-- Opening Marker --
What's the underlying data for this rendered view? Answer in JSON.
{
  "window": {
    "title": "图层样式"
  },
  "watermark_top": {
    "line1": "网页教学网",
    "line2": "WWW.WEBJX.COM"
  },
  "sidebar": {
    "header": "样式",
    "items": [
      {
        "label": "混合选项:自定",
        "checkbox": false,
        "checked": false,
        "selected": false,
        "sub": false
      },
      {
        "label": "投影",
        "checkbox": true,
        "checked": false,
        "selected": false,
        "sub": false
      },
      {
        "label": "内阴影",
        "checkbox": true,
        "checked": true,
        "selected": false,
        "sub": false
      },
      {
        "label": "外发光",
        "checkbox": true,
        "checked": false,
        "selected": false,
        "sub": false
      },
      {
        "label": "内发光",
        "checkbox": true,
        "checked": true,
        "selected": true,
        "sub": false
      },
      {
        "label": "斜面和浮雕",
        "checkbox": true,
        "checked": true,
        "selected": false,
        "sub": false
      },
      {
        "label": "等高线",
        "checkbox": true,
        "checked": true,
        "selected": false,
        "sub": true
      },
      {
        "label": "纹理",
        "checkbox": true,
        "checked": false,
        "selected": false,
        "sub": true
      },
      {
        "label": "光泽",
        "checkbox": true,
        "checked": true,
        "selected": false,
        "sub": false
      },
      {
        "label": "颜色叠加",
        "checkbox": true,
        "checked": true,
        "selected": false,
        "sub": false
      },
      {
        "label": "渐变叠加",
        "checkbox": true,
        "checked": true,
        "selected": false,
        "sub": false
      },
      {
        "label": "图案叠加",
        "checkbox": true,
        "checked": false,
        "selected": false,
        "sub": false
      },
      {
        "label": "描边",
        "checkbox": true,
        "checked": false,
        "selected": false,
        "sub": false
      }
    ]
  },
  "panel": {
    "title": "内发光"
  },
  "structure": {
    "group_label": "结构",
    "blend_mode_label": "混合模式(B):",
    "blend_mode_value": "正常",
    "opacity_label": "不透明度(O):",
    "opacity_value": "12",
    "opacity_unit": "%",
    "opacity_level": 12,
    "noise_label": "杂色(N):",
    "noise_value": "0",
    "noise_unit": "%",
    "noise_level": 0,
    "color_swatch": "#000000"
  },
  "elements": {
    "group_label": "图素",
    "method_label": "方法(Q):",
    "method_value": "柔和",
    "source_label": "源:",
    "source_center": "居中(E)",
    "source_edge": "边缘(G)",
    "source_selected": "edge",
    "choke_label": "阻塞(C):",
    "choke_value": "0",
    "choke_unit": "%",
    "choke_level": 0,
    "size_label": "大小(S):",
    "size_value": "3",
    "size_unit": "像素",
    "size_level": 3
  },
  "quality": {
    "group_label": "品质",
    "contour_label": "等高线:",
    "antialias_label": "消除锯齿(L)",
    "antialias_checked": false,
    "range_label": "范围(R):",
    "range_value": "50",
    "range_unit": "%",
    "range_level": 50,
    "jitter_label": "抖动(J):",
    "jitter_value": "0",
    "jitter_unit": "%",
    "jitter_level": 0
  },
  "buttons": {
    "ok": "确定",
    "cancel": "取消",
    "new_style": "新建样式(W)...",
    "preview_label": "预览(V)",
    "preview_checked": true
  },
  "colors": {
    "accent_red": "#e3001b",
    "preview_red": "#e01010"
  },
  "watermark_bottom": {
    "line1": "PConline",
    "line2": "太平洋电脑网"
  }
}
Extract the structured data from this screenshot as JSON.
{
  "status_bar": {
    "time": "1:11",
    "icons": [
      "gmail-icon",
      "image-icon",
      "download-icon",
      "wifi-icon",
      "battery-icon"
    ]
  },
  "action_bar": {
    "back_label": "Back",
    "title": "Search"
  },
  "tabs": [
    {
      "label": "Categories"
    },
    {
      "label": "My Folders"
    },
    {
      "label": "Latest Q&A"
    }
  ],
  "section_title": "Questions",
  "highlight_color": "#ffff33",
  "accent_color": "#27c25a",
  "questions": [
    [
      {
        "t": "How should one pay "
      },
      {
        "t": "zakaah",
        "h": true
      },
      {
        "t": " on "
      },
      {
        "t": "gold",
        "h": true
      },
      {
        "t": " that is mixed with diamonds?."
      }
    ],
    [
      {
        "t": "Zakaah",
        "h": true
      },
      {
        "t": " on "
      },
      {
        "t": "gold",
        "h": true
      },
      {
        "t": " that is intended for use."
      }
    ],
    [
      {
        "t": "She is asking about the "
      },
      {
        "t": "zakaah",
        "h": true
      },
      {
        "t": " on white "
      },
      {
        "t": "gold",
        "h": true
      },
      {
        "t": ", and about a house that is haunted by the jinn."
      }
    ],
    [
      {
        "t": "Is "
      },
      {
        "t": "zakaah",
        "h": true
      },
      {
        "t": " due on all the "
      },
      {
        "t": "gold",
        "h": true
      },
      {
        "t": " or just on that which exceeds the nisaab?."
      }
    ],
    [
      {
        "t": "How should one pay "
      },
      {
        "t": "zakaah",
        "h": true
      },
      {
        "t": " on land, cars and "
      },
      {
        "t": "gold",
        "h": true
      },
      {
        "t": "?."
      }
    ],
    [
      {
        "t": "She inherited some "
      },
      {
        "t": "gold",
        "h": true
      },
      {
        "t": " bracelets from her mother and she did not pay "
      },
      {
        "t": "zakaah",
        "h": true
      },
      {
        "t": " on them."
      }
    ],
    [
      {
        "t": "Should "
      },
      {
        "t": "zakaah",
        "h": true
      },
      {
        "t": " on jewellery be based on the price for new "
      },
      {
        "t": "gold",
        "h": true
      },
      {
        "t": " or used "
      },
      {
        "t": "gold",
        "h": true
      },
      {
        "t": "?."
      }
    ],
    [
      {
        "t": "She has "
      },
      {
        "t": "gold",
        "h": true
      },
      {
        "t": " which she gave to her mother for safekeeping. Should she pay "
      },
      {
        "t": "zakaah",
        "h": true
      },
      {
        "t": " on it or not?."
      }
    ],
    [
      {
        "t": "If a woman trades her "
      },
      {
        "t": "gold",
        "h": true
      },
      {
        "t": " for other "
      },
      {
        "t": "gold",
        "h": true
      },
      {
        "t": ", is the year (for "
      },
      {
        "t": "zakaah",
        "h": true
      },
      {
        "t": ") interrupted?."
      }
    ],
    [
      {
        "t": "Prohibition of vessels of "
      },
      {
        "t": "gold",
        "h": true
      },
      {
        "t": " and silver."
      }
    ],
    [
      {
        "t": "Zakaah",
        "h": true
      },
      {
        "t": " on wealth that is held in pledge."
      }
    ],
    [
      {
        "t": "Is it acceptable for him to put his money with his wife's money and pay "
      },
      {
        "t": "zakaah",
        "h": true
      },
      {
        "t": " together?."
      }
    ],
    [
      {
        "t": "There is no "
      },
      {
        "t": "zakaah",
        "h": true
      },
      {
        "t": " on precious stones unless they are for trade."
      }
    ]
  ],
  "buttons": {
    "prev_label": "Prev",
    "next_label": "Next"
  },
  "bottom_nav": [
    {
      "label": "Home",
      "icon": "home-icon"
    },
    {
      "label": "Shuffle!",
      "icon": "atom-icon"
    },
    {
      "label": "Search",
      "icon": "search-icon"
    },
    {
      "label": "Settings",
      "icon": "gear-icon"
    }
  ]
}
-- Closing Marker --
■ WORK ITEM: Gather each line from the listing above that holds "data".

■ FINISHED TASK:
What's the underlying data for this rendered view? Answer in JSON.
Extract the structured data from this screenshot as JSON.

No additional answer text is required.